President Barack Obama holds positions on hot-button social issues that put him at odds with many evangelical Christians. His challenger, Mitt Romney, served as a bishop of a church that many evangelicals consider a cult.
Add to the mix persistent—although often-refuted—rumors linking the incumbent to Islam, and this year's presidential election holds the potential to break new ground in terms of discussions about politics and religion.
"Never before in American history has the faith of both presidential candidates been so hotly debated," writes Jim Denison, president of the Denison Forum on Truth and Culture.
Denison, theologian-in-residence with the Baptist General Convention of Texas, recently wrote a paper, "The Faith of the Candidates," that specifically addresses questions about Obama's alleged ties to Islam and Romney's Mormonism.
"Obama has made history in a variety of ways, among them the fact that he was the first president not to be raised in a Christian home," Denison writes. "His biological father rejected the Islam of his birth, while his stepfather was Muslim more in name than in practice. His maternal grandparents, in whose home he spent many of his formative years, were Unitarians; his mother was an agnostic."
As a community organizer in Chicago, Obama attended Trinity United Church of Christ, where he made a public profession of faith in Christ and was baptized. Since his election, Obama and his family have not joined a church in Washington, D.C., but have worshipped primarily at Evergreen Chapel at Camp David.
In books, public speeches and interviews, Obama repeatedly has declared himself a Christian who believes "in the redemptive death and resurrection of Jesus Christ."

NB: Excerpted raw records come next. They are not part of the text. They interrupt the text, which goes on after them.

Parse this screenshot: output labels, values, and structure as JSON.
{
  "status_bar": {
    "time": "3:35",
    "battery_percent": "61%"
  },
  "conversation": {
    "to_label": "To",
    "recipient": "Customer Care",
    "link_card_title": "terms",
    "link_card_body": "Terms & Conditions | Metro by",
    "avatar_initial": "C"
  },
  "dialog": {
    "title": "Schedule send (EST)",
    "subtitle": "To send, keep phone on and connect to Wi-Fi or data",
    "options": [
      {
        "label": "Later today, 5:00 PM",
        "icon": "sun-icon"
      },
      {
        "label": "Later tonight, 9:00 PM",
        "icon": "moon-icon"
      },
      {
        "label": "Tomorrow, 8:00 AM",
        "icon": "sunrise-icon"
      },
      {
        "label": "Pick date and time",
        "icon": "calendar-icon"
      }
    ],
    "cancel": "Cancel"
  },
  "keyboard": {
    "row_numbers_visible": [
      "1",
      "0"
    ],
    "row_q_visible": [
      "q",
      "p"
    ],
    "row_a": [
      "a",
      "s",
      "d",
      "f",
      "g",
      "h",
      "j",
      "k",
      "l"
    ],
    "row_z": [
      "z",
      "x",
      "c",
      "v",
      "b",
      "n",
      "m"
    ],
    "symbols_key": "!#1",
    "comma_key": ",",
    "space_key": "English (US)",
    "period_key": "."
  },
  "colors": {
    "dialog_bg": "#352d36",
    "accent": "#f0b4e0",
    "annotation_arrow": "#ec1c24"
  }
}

Even so, critics have continued to label Obama a closet Muslim who has kept his faith secret but has worked to advance Islamic causes. Denison notes the leap of logic required to accept that premise.
"If Obama had become a Muslim and now professes to be a Christian, he would be an 'apostate' to the Islamic world. To Muslims, there are three kinds of people—fellow Muslims, infidels (non-Muslims) and murtadd, apostates who left Islam for another religion," he writes. "The last group is to be shunned; some would seek their execution as traitors to the faith."
Denison notes Obama holds some theological positions contrary to evangelical beliefs. However, he writes, "When people repeatedly and consistently testify that they have asked Jesus Christ to forgive their sins and become their Savior and Lord, believers should take them at their word."
Likewise, he notes deep disagreement with Obama's positions on gay marriage, abortion rights and embryonic stem-cell research. "But President Obama is not the only Christian with whom I disagree on these issues," he writes.
Romney's Mormon faith presents evangelical Christian voters with a different set of questions, Denison notes: What do Mormons believe? Are they a cult? How would Mormonism influence Romney's presidency?
Mormon doctrine presents different views of God and Jesus than orthodox Christianity, relies on nonbiblical sources of authority and holds theological positions contrary to historically agreed-upon Christian doctrine.
"There is no question that Mormonism teaches a number of doctrines that are inconsistent with orthodox Christian theology," Denison writes.
He acknowledges some Mormons do not understand fully what their church teaches and may have asked Jesus to forgive their sins and become their Lord and Savior. He also points out Romney's service for two and a half years as a Mormon missionary in France and his longtime church involvement at multiple levels of leadership.
"In short, Mitt Romney has been fully engaged in Mormon practices his entire life. What the Mormon church officially teaches, we can assume he believes," Denison writes.
However, he notes, Mormon doctrine affirms "free agency"—the responsibility and right of each Mormon to determine his or her own beliefs—and Romney has a track record of independent thinking, having taken some political positions at odds with official church teaching.
"Judging from Romney's conflicts with Mormon leaders and his repeated affirmation of a free church in a free state, it seems that his Mormonism would not wield an undue influence on his policies or leadership in the White House," Denison writes.
Religious convictions influence a person's worldview, which provides the foundation for character and decision-making, he notes. At the same time, no candidate should be elected solely because of his faith or opposed solely on that basis.
"While I disagree with Mitt Romney's church on numerous points, I cannot identify any Mormon doctrines that affect directly the office of president," Denison writes.
"Romney's positions on key faith issues are likely to find support with conservative Christians. Many in more moderate or liberal traditions will reject some of his positions. But these positions are not uniquely the product of his Mormon beliefs."
Christians have a responsibility to make informed decisions as citizens, but their responsibility does not end once their ballots are cast, Denison insists.
"It is our duty not only to vote for the candidate whom we believe would best lead our nation, but also to pray for whoever wins this election," he writes. Christians should be "salt and light," regardless whether they agree with elected leaders.
Furthermore, Christians "are forbidden by God's word from slandering others, including our elected officials," he adds.
"Presidents retire from office, but the King of Kings reigns forever," he concludes.